When a cartoonists’ convention turns serious

After being elected president of the Association of American Editorial Cartoonists last year, I faced the usual task: organize the convention and don’t screw up. After all, my predecessors had managed to keep the group afloat, and I had no reason to think it wouldn’t be a typical year.

Then in January, cartoonists at the offices of the Charlie Hebdo magazine in Paris were slaughtered.

Suddenly, I was faced with a completely new world. Instead of a nice, quiet convention in nice, quiet Columbus, Ohio, I had lots of concerns – like would any of us be murdered en masse. After the shootings at the ridiculous Pam Geller-instigated Muhammad cartoon show in Garland, Texas, I was even more concerned.

So instead of a hotel lobby and convention site filled with happy editorial cartoonists (not an oxymoron), there were lobbies filled with bomb squads, bomb-sniffing dogs, a SWAT team on a nearby roof, sheriff’s deputies, and uniformed and plain-clothed Columbus police officers.

I was the only president of a cartoonist group who required Secret Service protection, although the Secret Service was probably the only agency not represented.

The Department of Homeland Security, formerly a cartoon subject, became my wingman as I asked for occasional updates. They hadn’t picked up any terrorist chatter, so that was a relief.

Editorial cartooning in the United States faces many challenges, but the threat of violence usually isn’t one of them. Some newspapers are cutting staff. Two or three cartoonists’ positions were lost in the past year, but one was saved at Newsday, and one was created at the New Orleans Advocate.

Some cartoonists are very secure in their jobs, or so it seems. Others at the convention expressed the usual fears, particularly cartoonists of a certain age. Others had created interesting freelance markets for themselves, but were constantly worried about dental plans and saving for retirement.

This profession is being dragged into the future whether we want to go or not. Seeing black-and-white cartoons online seems almost antiquarian; I now think way more about how my work is going to present online, be it on a tablet or a mobile phone.

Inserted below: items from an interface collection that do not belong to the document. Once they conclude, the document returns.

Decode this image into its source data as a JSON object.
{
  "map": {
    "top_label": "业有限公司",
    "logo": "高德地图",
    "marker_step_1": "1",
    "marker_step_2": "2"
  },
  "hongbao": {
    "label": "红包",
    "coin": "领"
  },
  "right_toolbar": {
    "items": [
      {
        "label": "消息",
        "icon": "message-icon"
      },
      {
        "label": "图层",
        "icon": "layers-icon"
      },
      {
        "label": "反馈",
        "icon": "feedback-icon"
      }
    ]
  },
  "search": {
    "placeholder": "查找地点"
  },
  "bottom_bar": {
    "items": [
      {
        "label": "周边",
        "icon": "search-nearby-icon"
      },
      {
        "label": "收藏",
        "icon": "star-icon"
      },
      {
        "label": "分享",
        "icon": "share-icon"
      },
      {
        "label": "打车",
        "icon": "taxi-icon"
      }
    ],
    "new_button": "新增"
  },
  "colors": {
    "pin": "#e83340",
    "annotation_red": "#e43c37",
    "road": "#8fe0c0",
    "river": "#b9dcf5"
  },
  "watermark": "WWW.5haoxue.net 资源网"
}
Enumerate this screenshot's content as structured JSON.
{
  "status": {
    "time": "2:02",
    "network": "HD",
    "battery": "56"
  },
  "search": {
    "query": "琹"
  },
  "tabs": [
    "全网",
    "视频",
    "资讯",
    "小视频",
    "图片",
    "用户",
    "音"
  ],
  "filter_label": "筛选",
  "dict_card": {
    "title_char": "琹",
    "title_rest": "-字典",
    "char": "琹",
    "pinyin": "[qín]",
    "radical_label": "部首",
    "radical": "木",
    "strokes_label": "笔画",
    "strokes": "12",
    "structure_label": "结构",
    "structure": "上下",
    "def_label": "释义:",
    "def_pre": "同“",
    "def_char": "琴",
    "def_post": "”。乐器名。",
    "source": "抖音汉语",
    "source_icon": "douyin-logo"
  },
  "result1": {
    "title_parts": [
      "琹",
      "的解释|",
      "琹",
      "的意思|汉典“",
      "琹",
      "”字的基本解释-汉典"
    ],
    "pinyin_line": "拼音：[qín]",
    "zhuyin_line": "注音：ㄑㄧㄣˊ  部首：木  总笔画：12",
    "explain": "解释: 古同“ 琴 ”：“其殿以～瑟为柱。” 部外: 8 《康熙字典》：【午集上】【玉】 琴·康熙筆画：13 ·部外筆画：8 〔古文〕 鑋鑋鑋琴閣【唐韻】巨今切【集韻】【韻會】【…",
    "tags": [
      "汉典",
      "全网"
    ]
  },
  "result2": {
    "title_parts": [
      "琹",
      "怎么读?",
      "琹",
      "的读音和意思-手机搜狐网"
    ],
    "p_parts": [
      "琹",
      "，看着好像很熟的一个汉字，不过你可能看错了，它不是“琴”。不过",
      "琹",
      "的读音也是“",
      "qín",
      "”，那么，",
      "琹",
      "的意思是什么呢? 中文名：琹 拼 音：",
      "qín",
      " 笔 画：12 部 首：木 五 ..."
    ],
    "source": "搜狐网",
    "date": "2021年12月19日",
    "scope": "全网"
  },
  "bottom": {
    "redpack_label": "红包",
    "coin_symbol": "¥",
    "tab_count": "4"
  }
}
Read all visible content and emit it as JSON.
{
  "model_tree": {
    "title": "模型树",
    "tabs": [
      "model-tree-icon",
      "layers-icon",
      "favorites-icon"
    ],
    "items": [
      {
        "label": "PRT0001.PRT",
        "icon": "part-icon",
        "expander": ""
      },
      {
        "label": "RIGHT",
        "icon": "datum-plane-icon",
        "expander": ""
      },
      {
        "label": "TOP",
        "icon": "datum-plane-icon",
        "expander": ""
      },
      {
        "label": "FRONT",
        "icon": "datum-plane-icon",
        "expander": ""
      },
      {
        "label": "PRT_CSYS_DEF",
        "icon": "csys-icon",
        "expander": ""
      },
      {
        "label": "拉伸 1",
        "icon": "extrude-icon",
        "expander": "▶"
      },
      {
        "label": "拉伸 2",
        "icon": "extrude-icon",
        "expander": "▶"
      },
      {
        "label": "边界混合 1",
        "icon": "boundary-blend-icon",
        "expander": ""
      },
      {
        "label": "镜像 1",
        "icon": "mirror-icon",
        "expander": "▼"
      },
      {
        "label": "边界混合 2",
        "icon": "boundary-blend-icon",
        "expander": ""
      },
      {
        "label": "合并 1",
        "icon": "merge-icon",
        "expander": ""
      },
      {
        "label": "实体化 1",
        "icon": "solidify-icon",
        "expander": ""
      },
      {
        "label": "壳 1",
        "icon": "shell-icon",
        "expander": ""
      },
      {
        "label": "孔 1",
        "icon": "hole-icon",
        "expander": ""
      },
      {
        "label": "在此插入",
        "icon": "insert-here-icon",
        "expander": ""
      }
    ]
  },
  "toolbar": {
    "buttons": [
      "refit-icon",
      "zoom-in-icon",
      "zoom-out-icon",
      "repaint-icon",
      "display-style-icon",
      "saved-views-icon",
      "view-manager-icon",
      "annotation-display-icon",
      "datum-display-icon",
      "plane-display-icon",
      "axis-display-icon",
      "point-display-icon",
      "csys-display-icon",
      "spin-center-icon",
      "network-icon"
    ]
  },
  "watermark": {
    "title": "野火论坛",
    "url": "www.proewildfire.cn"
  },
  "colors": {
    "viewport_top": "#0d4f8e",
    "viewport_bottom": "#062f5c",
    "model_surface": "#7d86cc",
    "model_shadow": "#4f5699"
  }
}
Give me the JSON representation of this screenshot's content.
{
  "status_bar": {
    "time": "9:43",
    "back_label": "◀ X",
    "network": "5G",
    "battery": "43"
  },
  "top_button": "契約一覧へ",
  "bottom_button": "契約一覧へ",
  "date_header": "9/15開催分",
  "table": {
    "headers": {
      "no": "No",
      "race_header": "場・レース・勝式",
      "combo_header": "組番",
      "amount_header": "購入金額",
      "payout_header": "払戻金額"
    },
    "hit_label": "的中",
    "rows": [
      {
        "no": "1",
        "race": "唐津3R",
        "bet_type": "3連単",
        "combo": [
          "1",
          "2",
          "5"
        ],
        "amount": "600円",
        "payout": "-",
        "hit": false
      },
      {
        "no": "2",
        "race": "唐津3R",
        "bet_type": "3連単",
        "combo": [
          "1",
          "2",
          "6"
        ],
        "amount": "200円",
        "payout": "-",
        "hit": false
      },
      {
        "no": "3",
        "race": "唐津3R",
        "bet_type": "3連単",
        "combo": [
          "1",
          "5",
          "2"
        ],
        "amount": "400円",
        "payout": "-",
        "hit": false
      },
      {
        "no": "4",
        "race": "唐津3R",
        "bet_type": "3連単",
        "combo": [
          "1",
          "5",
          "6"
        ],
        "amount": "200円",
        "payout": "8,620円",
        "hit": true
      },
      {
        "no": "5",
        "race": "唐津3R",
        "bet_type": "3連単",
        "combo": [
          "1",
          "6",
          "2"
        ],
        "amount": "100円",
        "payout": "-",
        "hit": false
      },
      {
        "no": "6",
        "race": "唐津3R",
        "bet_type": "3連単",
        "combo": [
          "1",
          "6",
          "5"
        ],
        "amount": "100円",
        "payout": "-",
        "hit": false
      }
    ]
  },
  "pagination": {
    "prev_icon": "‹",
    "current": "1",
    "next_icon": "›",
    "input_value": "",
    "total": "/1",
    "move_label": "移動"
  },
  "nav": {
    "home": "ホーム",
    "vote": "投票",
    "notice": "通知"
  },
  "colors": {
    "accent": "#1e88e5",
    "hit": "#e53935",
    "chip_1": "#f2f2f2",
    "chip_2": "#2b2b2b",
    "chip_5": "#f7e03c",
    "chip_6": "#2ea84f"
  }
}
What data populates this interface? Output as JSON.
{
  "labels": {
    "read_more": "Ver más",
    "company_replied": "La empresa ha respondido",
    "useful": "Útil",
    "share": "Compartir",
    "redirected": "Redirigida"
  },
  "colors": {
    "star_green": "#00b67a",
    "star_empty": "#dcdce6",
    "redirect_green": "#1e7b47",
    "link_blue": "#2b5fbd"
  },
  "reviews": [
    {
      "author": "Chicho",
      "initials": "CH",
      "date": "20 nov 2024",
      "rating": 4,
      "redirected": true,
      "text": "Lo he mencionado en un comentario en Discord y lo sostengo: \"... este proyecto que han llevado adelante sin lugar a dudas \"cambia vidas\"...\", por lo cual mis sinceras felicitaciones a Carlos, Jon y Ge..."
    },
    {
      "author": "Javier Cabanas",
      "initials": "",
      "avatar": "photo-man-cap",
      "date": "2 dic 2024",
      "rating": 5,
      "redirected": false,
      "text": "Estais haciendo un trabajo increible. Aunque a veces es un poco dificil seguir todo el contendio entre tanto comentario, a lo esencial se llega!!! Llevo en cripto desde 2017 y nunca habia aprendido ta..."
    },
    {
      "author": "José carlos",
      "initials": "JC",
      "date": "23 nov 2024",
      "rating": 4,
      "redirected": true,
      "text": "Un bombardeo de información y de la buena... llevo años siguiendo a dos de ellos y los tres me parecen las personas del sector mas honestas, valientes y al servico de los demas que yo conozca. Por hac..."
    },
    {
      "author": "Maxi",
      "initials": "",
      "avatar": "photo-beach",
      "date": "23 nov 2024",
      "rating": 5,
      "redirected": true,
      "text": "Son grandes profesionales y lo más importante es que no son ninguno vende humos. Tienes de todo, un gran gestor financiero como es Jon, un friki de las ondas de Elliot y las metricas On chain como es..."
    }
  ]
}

When I joined the AAEC in 1987 at the peak of American political cartooning, there were always job openings. Editors were recruiting, and syndicates all had representatives cruising the convention bar in Washington, D.C., looking for Mr. Goodline. This year, no one.

The D.C. convention was my first, and we had about 300 attendees, and there were 225 full-time staff editorial cartoonists in the United States. Now there are fewer than 50.

California had at least 10 full-time staff cartoonists: three in San Francisco, three in Los Angeles, one in Long Beach, one in Sacramento, one in San Diego, and several more scattered around at smaller papers.

Now it’s me, Steve Breen in San Diego and David Horsey in Los Angeles. In Texas, there is one: Nick Anderson at the Houston Chronicle.

One. In all of Texas.

Political cartooning is a precious thing in our society. It stretches the tensile strength of the First Amendment, affects public policy and gives us all a break from depressing stuff, like Donald Trump’s pink fiberglass coiffure or Hillary Clinton’s need to plan her spontaneity.

As for me, I leave the presidency in November, and I am happy to go back to planning my presidential library. You’re invited to the grand opening.

Just step through the metal detector and show a photo I.D.

Jack Ohman: